## [WHAT THIS TASK INVOLVES]
Return a copy of every line in the records that includes the word "time".

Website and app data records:
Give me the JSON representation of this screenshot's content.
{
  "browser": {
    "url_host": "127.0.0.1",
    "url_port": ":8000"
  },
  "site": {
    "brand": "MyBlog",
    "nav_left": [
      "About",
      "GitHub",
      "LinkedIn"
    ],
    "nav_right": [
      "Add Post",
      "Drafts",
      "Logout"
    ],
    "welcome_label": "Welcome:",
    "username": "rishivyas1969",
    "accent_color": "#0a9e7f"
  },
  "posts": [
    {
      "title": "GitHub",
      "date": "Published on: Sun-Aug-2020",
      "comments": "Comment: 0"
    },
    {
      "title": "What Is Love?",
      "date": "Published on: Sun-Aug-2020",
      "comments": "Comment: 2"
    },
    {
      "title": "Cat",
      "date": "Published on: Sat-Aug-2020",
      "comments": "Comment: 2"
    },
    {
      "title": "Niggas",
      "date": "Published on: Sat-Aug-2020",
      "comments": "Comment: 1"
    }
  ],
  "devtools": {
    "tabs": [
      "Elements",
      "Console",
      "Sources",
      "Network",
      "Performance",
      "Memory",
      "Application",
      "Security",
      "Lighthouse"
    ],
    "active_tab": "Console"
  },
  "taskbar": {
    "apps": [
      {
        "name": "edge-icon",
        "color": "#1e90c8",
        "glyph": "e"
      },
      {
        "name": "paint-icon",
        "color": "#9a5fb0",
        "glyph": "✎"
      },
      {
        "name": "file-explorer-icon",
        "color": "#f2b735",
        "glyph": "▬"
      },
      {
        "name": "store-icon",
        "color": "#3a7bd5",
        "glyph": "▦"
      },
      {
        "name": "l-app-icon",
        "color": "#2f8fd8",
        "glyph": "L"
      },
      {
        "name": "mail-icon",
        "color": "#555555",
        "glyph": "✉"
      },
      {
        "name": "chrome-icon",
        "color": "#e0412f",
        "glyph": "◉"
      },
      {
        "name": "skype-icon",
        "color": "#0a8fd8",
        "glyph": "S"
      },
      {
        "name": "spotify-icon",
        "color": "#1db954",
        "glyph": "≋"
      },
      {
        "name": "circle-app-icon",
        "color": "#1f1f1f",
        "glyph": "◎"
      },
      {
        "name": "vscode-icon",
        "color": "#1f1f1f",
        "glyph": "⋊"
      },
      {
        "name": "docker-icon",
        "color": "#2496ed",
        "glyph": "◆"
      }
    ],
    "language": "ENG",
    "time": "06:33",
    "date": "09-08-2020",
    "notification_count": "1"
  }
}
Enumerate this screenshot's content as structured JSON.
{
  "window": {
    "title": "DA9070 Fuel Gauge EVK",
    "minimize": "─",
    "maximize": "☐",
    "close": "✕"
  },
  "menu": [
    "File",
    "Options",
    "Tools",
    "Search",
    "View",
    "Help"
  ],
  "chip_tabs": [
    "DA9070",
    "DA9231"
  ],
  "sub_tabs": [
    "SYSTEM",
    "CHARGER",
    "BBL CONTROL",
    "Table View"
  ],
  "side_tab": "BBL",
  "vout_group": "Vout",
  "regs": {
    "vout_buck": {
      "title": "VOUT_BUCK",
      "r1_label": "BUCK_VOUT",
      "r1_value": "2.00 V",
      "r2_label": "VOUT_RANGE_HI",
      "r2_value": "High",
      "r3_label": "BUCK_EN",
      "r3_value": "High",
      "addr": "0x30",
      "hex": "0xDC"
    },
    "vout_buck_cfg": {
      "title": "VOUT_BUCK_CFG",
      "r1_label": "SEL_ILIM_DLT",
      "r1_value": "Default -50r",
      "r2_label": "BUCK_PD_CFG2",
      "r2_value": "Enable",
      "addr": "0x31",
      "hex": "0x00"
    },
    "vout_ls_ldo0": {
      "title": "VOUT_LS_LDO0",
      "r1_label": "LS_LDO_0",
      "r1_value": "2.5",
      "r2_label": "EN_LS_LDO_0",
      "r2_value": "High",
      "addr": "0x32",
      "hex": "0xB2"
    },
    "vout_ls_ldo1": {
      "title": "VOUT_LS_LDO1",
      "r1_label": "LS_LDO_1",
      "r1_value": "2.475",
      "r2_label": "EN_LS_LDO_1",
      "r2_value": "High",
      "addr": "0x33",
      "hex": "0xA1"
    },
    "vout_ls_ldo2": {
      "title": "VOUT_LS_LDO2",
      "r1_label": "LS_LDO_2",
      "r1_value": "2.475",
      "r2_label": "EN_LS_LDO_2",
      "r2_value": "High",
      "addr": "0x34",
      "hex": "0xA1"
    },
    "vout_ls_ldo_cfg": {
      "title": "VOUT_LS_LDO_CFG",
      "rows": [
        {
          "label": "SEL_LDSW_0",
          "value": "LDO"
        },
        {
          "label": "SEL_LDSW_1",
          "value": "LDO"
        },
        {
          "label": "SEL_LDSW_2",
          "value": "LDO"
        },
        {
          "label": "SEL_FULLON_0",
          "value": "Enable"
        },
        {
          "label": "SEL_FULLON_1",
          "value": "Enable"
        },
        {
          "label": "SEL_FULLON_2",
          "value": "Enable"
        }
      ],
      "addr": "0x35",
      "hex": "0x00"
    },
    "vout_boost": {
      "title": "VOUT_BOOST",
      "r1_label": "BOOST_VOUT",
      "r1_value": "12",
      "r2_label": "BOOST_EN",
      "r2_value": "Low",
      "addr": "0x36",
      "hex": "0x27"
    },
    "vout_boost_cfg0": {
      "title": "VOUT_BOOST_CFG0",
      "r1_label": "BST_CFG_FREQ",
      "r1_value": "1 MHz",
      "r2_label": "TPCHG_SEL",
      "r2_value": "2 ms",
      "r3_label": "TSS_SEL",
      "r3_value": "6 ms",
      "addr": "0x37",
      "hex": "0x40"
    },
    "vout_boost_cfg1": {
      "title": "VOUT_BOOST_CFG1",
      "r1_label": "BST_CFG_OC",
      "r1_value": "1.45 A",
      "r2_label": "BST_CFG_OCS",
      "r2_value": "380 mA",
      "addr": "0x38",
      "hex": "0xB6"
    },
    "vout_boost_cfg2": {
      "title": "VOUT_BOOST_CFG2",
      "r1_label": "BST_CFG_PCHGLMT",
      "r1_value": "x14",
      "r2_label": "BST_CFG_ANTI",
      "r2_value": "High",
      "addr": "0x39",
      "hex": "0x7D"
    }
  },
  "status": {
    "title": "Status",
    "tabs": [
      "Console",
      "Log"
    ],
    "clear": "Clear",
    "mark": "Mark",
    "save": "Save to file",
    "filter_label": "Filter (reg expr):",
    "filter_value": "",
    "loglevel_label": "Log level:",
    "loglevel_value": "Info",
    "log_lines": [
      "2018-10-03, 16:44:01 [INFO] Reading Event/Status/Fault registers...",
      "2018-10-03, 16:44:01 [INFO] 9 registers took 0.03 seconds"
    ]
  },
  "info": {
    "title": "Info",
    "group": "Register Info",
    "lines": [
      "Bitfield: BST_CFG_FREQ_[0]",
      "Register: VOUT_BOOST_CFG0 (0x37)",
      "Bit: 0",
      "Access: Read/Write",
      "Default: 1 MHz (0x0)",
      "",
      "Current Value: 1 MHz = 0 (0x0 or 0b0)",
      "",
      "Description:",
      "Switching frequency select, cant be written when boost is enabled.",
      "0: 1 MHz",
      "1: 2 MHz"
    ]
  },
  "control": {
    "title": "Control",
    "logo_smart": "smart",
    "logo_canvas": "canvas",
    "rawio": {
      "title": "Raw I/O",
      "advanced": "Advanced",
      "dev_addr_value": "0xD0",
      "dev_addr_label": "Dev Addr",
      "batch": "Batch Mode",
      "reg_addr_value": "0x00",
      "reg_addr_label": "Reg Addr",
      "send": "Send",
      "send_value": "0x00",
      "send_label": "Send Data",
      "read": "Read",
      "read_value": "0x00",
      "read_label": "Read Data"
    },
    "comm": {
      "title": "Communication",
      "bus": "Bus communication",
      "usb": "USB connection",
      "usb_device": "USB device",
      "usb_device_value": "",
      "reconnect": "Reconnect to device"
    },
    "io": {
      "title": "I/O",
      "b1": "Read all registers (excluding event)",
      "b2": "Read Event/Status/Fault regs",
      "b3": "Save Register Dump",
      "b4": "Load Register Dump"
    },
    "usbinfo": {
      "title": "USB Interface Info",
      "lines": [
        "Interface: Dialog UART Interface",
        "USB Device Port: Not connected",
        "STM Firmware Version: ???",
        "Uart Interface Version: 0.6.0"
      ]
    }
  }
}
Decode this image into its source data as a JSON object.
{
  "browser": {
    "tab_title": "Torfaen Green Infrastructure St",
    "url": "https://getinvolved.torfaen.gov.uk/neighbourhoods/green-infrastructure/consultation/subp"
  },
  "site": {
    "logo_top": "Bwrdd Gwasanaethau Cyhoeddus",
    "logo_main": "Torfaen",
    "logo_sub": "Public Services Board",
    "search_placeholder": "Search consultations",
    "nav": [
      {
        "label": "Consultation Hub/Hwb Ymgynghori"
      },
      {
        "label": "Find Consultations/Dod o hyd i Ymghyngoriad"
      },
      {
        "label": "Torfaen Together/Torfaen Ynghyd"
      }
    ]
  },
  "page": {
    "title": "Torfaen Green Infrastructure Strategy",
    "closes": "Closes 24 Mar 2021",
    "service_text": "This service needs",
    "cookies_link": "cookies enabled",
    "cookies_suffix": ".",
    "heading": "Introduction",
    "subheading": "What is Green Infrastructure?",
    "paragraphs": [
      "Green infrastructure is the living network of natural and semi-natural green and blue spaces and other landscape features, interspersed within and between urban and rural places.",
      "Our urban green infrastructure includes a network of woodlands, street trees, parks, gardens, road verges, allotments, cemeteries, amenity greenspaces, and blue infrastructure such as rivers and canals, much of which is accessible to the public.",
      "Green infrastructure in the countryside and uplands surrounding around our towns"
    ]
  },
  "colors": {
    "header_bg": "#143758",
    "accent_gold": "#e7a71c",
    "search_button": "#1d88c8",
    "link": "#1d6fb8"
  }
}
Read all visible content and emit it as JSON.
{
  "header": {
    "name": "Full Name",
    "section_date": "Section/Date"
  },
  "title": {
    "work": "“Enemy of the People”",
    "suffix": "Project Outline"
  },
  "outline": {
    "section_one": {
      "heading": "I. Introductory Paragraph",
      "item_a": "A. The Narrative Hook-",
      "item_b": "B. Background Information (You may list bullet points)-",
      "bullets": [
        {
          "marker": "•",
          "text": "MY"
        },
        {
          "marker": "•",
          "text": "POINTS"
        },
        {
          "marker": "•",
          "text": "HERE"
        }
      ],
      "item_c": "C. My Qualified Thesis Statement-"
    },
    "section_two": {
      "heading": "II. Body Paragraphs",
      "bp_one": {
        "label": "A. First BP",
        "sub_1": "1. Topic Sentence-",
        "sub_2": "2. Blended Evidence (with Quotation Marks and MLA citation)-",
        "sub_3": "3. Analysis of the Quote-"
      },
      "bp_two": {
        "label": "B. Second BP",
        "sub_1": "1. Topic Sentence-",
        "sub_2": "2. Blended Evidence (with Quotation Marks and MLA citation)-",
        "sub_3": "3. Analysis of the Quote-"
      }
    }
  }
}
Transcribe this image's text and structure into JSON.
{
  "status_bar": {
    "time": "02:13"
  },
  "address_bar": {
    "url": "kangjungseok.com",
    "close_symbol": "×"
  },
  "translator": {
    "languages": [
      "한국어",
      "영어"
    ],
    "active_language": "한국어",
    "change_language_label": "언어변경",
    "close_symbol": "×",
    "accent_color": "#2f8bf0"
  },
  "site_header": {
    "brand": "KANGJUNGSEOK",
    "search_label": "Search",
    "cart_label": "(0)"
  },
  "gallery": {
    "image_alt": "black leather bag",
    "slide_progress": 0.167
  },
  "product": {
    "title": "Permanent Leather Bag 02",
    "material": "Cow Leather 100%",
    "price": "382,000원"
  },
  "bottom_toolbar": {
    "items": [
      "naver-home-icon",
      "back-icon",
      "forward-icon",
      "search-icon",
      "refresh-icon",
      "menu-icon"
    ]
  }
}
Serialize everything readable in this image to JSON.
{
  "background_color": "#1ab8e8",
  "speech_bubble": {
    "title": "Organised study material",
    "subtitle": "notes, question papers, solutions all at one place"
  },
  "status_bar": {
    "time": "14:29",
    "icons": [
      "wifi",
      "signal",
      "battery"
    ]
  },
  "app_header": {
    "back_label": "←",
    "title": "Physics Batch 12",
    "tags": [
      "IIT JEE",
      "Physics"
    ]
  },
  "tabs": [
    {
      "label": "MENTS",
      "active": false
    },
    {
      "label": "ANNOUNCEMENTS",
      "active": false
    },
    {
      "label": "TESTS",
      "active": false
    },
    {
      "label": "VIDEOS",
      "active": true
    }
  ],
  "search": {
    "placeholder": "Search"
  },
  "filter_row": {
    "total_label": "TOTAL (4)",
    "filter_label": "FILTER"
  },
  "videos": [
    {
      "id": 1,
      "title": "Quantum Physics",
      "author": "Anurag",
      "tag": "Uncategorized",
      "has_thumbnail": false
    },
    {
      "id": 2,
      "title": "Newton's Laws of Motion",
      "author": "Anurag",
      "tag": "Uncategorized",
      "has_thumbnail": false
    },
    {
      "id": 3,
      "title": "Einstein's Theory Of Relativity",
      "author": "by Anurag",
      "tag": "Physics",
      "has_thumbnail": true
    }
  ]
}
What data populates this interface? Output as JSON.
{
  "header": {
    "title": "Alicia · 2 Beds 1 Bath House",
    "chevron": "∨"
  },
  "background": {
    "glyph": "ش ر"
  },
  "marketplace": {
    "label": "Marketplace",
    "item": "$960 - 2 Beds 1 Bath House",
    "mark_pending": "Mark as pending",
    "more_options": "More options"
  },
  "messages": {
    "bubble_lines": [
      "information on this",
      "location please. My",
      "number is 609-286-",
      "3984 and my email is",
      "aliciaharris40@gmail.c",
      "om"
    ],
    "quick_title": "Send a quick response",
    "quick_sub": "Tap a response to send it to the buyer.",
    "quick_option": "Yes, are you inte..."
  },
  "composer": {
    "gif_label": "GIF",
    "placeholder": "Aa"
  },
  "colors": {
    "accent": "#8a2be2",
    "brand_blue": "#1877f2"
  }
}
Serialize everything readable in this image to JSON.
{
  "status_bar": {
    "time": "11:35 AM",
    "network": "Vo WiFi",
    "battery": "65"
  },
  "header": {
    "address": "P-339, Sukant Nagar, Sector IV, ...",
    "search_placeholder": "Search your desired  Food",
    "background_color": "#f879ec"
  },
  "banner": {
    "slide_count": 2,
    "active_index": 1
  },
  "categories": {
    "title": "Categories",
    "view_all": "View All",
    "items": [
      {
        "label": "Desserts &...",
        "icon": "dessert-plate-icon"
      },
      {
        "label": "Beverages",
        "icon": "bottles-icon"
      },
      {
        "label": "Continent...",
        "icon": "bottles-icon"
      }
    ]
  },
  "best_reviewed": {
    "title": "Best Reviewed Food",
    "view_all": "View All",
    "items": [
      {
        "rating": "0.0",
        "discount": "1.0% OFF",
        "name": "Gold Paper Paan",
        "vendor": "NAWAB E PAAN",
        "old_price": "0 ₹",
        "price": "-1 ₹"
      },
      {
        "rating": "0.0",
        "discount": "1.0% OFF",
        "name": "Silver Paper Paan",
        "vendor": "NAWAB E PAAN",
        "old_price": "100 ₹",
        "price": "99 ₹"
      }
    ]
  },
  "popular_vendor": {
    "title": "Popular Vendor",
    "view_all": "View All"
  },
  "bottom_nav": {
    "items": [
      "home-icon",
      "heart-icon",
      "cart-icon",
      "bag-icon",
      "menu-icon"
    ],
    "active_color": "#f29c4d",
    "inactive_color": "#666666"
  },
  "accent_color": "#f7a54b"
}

## [RESPONSE AREA]
    "time": "06:33",
    "time": "02:13"
    "time": "14:29",
    "time": "11:35 AM",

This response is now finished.